++++ Provided entries ++++

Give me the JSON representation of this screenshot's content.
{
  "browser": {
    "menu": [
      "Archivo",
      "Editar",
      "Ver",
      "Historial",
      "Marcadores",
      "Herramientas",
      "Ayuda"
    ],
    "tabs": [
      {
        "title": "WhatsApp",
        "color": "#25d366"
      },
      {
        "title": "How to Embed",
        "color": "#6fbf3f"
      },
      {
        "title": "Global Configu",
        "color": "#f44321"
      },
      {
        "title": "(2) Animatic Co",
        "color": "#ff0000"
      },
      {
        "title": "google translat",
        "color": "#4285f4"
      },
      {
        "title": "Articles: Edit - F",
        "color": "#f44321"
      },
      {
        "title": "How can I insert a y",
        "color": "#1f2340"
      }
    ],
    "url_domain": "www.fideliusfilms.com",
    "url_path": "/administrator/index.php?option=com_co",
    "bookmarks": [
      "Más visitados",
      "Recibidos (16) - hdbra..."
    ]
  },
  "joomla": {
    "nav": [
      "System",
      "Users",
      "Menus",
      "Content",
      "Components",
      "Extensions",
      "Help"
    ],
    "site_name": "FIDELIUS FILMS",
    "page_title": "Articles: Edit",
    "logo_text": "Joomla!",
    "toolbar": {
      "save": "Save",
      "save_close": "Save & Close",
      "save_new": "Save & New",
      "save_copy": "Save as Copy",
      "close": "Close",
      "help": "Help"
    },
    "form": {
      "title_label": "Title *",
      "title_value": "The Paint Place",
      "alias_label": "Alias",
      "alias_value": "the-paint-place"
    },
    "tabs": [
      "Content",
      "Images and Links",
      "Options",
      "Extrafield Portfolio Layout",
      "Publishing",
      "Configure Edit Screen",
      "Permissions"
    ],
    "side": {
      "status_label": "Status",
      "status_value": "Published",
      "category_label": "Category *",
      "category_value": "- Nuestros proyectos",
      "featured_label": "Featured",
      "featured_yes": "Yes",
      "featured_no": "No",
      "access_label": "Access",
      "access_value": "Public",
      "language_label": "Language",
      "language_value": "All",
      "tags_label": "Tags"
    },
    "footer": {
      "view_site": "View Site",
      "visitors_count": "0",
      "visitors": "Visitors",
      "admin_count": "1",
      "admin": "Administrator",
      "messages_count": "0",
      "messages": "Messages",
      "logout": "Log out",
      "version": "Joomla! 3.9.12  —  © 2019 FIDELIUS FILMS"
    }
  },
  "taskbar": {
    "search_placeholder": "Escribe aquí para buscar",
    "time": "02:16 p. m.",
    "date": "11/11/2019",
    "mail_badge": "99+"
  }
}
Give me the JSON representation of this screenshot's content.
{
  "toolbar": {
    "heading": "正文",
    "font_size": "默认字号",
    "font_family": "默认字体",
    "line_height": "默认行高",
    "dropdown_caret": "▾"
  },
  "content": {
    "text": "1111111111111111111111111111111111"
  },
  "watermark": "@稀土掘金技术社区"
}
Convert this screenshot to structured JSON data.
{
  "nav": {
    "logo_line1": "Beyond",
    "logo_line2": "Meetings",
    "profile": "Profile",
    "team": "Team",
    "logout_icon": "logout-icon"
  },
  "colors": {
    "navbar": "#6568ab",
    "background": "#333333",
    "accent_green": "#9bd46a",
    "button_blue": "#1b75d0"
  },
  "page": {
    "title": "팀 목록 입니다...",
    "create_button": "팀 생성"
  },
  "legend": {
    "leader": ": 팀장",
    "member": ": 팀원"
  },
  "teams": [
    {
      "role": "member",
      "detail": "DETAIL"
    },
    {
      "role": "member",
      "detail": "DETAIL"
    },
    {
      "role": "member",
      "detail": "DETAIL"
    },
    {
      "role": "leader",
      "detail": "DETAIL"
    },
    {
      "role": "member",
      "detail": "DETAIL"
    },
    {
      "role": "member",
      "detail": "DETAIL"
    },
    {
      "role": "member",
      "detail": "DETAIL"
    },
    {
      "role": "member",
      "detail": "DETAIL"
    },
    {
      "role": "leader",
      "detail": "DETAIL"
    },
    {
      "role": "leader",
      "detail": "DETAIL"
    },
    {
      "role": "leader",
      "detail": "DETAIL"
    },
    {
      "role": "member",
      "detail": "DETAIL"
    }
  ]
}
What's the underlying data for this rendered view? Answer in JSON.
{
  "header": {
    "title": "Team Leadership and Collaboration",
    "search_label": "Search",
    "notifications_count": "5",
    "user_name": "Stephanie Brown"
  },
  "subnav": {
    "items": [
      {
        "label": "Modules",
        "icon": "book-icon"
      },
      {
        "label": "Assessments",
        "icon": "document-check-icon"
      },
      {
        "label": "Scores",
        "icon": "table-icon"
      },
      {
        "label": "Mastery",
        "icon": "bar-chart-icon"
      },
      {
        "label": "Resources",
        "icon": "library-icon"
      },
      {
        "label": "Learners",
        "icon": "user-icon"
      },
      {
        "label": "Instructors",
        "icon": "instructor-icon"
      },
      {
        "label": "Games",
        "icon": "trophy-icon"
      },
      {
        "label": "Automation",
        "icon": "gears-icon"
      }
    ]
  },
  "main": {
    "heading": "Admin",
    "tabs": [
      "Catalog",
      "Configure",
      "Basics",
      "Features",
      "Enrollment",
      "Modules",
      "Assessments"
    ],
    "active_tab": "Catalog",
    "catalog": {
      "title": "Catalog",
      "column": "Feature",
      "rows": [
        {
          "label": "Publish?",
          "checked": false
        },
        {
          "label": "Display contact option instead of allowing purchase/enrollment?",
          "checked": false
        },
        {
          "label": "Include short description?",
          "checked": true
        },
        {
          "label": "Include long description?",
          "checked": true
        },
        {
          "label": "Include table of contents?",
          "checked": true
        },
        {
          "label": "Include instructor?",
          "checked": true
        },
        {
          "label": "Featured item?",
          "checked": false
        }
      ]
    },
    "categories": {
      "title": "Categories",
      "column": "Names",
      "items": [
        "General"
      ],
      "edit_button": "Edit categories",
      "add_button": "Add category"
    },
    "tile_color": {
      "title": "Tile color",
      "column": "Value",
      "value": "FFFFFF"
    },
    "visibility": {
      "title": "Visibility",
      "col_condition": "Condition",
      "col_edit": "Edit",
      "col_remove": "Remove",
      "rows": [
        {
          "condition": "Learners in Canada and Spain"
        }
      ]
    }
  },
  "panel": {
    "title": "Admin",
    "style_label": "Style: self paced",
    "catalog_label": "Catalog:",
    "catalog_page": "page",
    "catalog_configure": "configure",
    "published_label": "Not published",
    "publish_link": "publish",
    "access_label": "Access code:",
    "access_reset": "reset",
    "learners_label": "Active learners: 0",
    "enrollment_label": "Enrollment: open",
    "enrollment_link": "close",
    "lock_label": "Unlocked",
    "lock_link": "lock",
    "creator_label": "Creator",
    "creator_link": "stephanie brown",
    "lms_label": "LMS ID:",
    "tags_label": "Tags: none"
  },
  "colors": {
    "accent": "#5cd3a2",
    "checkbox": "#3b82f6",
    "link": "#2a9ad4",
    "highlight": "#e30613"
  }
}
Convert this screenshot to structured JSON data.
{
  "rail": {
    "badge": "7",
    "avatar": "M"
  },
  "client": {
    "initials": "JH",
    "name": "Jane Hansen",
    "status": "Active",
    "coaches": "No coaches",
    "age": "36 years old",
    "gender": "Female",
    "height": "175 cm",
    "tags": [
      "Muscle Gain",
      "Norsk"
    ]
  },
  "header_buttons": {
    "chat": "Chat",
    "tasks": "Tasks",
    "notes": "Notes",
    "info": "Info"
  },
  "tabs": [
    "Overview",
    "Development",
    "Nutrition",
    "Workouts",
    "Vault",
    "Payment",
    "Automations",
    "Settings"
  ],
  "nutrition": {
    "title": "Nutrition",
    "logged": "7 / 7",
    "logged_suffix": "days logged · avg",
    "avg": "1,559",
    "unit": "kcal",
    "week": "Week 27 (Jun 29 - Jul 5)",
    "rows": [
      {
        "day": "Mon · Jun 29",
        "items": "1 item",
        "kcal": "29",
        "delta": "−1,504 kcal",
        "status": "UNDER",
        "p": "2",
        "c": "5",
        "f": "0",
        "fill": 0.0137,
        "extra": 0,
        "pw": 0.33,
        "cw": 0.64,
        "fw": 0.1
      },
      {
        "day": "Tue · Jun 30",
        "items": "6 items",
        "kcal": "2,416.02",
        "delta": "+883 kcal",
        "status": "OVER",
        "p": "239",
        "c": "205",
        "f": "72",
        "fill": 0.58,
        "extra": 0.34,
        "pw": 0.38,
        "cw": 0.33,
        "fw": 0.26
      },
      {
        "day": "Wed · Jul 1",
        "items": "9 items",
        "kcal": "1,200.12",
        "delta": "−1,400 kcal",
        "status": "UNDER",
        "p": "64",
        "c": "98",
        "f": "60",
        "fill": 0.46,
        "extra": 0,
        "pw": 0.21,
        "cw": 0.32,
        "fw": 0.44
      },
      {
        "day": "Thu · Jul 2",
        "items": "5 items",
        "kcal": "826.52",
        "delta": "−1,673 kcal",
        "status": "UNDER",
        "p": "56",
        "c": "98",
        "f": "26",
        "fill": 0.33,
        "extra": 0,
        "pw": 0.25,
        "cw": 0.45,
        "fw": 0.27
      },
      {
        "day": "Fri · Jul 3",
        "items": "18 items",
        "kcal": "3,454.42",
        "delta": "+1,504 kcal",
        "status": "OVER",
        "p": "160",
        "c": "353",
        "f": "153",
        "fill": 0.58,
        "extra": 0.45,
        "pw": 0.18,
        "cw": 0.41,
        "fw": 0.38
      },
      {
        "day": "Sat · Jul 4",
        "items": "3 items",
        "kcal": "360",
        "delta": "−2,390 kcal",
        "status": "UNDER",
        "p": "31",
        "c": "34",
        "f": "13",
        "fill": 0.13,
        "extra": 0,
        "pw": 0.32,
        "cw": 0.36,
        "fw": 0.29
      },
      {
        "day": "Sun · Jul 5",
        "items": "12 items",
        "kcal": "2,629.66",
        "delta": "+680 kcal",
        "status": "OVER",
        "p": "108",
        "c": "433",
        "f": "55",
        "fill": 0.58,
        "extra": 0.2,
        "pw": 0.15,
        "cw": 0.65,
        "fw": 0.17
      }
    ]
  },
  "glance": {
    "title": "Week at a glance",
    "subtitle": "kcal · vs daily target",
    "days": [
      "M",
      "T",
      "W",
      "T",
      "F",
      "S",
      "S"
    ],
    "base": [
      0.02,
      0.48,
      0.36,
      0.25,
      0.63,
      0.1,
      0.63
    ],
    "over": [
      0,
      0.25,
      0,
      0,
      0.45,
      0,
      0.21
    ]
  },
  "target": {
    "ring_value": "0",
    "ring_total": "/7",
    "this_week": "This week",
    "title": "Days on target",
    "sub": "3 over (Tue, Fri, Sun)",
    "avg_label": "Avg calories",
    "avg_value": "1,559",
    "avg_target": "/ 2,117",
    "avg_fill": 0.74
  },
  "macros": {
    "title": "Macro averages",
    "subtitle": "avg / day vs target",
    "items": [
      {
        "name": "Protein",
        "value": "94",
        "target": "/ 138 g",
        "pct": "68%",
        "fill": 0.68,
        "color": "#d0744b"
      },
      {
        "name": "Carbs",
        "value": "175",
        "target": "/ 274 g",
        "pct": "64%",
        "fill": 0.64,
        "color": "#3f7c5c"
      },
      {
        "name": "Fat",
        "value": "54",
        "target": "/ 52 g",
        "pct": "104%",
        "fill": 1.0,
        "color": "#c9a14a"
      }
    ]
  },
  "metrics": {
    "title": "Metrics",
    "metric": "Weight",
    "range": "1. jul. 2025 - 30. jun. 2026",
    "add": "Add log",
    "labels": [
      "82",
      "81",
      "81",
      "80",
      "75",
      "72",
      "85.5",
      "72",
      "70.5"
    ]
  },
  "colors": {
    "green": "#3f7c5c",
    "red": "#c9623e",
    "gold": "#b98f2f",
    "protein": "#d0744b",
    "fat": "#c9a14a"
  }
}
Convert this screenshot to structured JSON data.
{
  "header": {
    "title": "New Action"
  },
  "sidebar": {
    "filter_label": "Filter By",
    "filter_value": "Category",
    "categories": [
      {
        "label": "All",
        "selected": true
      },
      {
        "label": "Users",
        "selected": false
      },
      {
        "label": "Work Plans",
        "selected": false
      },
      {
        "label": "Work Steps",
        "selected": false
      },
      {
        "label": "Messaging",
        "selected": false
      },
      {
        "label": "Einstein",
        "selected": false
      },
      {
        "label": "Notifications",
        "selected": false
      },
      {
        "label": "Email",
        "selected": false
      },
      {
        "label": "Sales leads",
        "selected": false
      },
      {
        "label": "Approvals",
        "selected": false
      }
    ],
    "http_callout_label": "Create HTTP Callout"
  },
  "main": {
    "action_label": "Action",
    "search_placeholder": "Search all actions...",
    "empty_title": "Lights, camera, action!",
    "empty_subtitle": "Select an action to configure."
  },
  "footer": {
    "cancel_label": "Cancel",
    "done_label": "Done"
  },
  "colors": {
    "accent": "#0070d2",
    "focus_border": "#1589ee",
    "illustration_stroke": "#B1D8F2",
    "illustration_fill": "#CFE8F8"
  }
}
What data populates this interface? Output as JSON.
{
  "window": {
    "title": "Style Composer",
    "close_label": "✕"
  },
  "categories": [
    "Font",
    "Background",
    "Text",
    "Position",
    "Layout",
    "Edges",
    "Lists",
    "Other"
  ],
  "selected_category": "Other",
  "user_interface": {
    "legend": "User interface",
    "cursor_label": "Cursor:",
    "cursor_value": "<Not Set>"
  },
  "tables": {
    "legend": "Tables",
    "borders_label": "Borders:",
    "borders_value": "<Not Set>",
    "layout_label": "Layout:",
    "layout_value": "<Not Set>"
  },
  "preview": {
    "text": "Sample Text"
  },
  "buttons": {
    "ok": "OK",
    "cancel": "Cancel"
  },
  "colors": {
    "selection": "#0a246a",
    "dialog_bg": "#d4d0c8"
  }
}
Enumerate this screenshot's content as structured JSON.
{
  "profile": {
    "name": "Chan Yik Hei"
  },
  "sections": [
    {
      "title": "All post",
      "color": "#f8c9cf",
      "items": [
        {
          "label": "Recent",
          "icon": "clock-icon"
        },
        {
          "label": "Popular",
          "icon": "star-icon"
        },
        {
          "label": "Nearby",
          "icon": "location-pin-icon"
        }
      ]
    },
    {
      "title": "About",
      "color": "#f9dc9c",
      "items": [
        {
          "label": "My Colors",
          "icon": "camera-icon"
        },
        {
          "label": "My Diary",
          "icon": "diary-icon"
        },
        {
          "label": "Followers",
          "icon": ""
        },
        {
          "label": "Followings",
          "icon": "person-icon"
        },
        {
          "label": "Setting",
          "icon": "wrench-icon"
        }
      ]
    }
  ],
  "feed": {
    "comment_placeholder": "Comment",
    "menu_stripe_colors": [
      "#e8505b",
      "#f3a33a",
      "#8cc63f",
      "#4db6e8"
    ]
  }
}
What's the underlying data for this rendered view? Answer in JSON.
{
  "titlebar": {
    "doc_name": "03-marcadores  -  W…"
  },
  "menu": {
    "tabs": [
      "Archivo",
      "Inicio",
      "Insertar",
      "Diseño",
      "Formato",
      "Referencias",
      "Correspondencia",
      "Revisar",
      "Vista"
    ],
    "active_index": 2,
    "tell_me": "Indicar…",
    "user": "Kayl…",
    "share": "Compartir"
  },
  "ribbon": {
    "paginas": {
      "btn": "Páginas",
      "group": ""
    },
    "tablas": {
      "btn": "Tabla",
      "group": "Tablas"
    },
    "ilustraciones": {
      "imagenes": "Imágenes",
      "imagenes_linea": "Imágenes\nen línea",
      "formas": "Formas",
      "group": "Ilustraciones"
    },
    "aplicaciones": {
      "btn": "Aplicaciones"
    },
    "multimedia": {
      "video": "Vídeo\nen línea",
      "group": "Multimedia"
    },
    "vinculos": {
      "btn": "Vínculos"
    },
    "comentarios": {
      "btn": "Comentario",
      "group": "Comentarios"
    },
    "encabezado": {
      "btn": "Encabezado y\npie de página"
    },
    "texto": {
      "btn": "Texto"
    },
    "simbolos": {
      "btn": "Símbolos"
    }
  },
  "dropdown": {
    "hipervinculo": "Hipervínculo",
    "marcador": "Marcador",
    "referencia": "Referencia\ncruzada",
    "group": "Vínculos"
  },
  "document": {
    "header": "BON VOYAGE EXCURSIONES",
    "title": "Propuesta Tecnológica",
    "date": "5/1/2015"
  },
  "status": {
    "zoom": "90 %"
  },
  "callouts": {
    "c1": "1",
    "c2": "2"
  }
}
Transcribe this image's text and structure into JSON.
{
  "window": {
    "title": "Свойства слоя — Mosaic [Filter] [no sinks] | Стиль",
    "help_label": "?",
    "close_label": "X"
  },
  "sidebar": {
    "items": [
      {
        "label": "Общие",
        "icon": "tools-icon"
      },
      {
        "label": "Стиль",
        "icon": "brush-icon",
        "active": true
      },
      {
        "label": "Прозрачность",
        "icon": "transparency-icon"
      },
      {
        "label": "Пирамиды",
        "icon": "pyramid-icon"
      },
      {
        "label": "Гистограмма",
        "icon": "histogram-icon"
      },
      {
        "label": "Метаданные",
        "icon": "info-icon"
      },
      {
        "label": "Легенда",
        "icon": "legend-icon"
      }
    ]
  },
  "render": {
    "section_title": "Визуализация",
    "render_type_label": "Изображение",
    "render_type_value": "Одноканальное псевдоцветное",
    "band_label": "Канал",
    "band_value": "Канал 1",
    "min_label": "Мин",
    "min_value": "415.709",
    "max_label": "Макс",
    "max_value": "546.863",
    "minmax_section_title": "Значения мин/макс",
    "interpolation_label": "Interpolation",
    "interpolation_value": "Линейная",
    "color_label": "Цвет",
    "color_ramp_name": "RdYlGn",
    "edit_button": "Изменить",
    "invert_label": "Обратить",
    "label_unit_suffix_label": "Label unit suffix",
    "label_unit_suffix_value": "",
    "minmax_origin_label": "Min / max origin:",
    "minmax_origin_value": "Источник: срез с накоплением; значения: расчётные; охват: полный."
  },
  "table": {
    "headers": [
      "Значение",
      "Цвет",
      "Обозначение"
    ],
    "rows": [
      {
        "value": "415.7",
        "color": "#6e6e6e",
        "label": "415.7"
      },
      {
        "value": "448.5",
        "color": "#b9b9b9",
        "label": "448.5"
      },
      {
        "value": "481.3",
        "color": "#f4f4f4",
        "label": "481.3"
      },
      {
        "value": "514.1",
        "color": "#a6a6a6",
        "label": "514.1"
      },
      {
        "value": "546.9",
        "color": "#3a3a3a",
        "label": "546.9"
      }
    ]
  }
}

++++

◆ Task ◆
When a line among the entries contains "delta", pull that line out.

◆ Solution for this task ◆
        "delta": "−1,504 kcal",
        "delta": "+883 kcal",
        "delta": "−1,400 kcal",
        "delta": "−1,673 kcal",
        "delta": "+1,504 kcal",
        "delta": "−2,390 kcal",
        "delta": "+680 kcal",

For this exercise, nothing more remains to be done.